A journey of 10,000 miles starts with a single step according to Mao Tse-Tung. My trip to Carrow Road on Saturday was about 9,998 miles short of that but nonetheless memorable. At 63 years of age, I’m surely far too old to get butterflies in the abdomen region – or so I thought.
Mrs P dropped me off at Chalk Hill Road after going through traffic in which every other car seemed full of folks in yellow and green. Quickly entering Riverside, I fell in with a guy I vaguely know and he and his mob were singing anti-1p5wich songs. It would have been rude not to join in, so the inner child appeared for a few moments and thoroughly enjoyed himself.
Part of my matchday ritual always includes a trip to Morrisons to buy a few packs of my favourite hard-to-find cigars and a bottle of something naughty to enjoy before the game. When I emerged I bumped into a couple of Scousers who were doing likewise with bottles of Hooch and we all exploded with laughter in a kind of *you too* sort of way.
We had a good old chinwag and they said they’d expected the Compleat Angler to be open for away fans but didn’t know where else to go when they were turned away. After telling me they were going to win 3-1 [close but not worthy of one of my cigars] I casually asked if they knew of Tony Evans who helped MFW with our Liverpool preview. They did and follow Tony’s podcast The Anfield Wrap avidly. Small world.
The short trek across the car park past the vibrant hot dog stall led me to the Barclay service lift which my creaking back likes to use to ascend to Upper D block. No way Manuel, the queues were unbelievably long so I had to use the stairs for once. A man’s got to do, etc.
Many folks were masked on the concourses, including me, but once inside the Barclay seating area they were universally shoved in pockets, handbags or any other place folks chose to stash them.
After a short breather, it was my first sight of L 0091 in what seemed like a lifetime but the emotion vanished as soon as it came – the place was heaving and I got to see some footy mates for the first time in a very long while.
Mystic Kev of MFW commenting fame, Alan the Postie and possibly the most amusing trio you will ever sit in front of at any football ground anywhere in the world, as in Rob, Steve and Michael.
Steve unfailingly makes me laugh and is a very useful source of Test Cricket updates as I don’t have the gift of concentrating on the game with a mobile on while he is a past master at it. How it originally developed I don’t know but every time I take my seat he bellows *sit down* and I respond with *shut up* which always makes the folks around us chuckle.
I also learned a secret about Rob. Once a Roundhead, he is now a Cavalier – no sniggering at the back, please.
The last time I saw him he was a proud pikeman in Sir Thomas Lunsford’s Regiment, a prominent Norfolk-based English Civil War re-enactment group. But for some obscure reason, he’s jumped ship and decided Charles I had some merit after all.
Or gets to wear a flashier costume, perhaps.
Out came the flags, which we all had far more fun with than grown adults surely should, and then Andre Marriner blew his whistle and away we went.

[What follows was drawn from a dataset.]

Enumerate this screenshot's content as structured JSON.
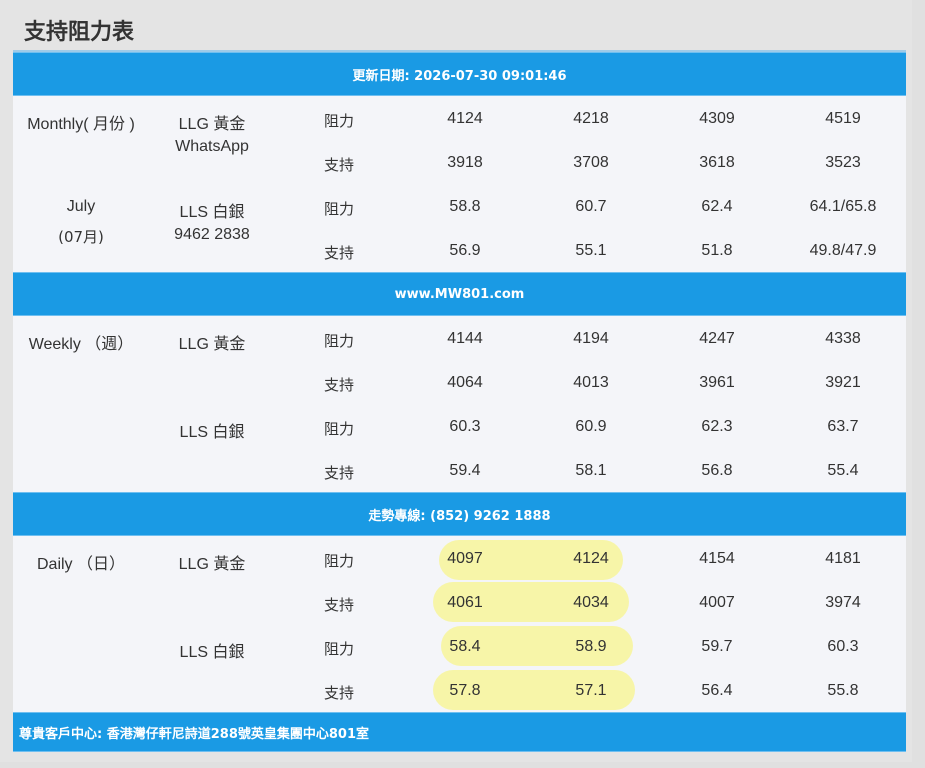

It was terrific to be back amongst the banter, it really was.
Samuel and Gary have covered the match for MFW comprehensively over the weekend so I’m only going to blandly say that we did okay. We obviously tired under the circumstances but it’s early days for sure and I think I’m starting to fall in love with Dimitris Giannoulis. My man of the match by far. And to share possession 50/50 with Liverpool is no mean achievement despite their having both the good fortune and the goals. The pitch was pristine.
I left shortly after the third goal. Not in the sense of swapping the yellow flag for the white one but my usual taxi firm for the journey home had warned me they were extremely busy [okay they’re understandably short on drivers just now too] and the closer to 1930 I could get the less likely I’d have to wait for an hour or so.
I made it to their base just in time to get the last carriage out of town for quite a while but that brought with it a huge slice of irony. The cab driver was a lifelong Brentford fan and spent the 15-minute journey extolling the virtues of Ivan Toney. Despite my inner feelings concerning his demonstrable lack of tact I still gave him a decent tip, but I’ve had better conversations with cabbies I can assure you.
**If anybody thinks this piece is a bit like the writings/ramblings of one Clement Scott Cromer Dictionary: Clement Scott 100 or so years ago you might have a point.
But although we lost it was the most fantastic evening out and I can honestly say this: